So, given this code expressed with a View Bound:

scala> implicit def int2str(i: Int): String = i.toString
int2str: (i: Int)String

scala> def f1[T <% String](t: T) = 0
f1: [T](t: T)(implicit evidence$1: (T) => String)Int

This could also be expressed with a Context Bound, with the help of a type alias representing functions from type F to type T.

scala> trait To[T] { type From[F] = F => T }           
defined trait To

scala> def f2[T : To[String]#From](t: T) = 0       
f2: [T](t: T)(implicit evidence$1: (T) => java.lang.String)Int

scala> f2(1)
res1: Int = 0

A context bound must be used with a type constructor of kind * => *. However the type constructor Function1 is of kind (*, *) => *. The use of the type alias partially applies second type parameter with the type String, yielding a type constructor of the correct kind for use as a context bound.

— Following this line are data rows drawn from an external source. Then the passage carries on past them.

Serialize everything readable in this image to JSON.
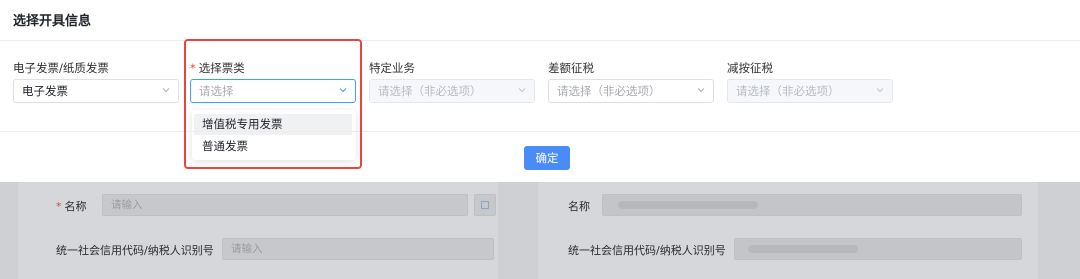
{
  "dialog": {
    "title": "选择开具信息",
    "fields": [
      {
        "label": "电子发票/纸质发票",
        "required": false,
        "value": "电子发票",
        "placeholder": "",
        "disabled": false
      },
      {
        "label": "选择票类",
        "required": true,
        "value": "",
        "placeholder": "请选择",
        "disabled": false,
        "open": true
      },
      {
        "label": "特定业务",
        "required": false,
        "value": "",
        "placeholder": "请选择（非必选项）",
        "disabled": true
      },
      {
        "label": "差额征税",
        "required": false,
        "value": "",
        "placeholder": "请选择（非必选项）",
        "disabled": false
      },
      {
        "label": "减按征税",
        "required": false,
        "value": "",
        "placeholder": "请选择（非必选项）",
        "disabled": true
      }
    ],
    "dropdown_options": [
      "增值税专用发票",
      "普通发票"
    ],
    "confirm_label": "确定",
    "required_mark": "*"
  },
  "background_form": {
    "left": {
      "name_label": "名称",
      "name_placeholder": "请输入",
      "taxid_label": "统一社会信用代码/纳税人识别号",
      "taxid_placeholder": "请输入"
    },
    "right": {
      "name_label": "名称",
      "taxid_label": "统一社会信用代码/纳税人识别号"
    }
  },
  "colors": {
    "primary": "#4a8cf7",
    "required": "#f04134",
    "highlight": "#e8463a"
  }
}
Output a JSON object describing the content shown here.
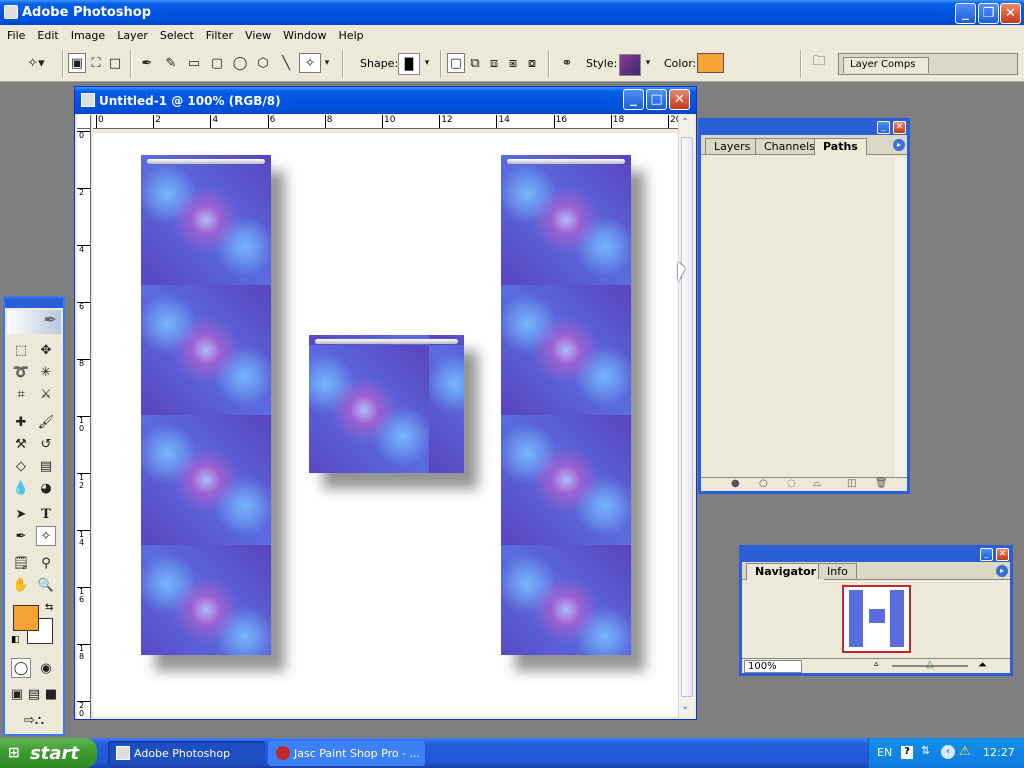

There is a proposal to allow you to directly express partially applied types in Scala, without the use of the type alias inside a trait. You could then write:

def f3[T : [X](X => String)](t: T) = 0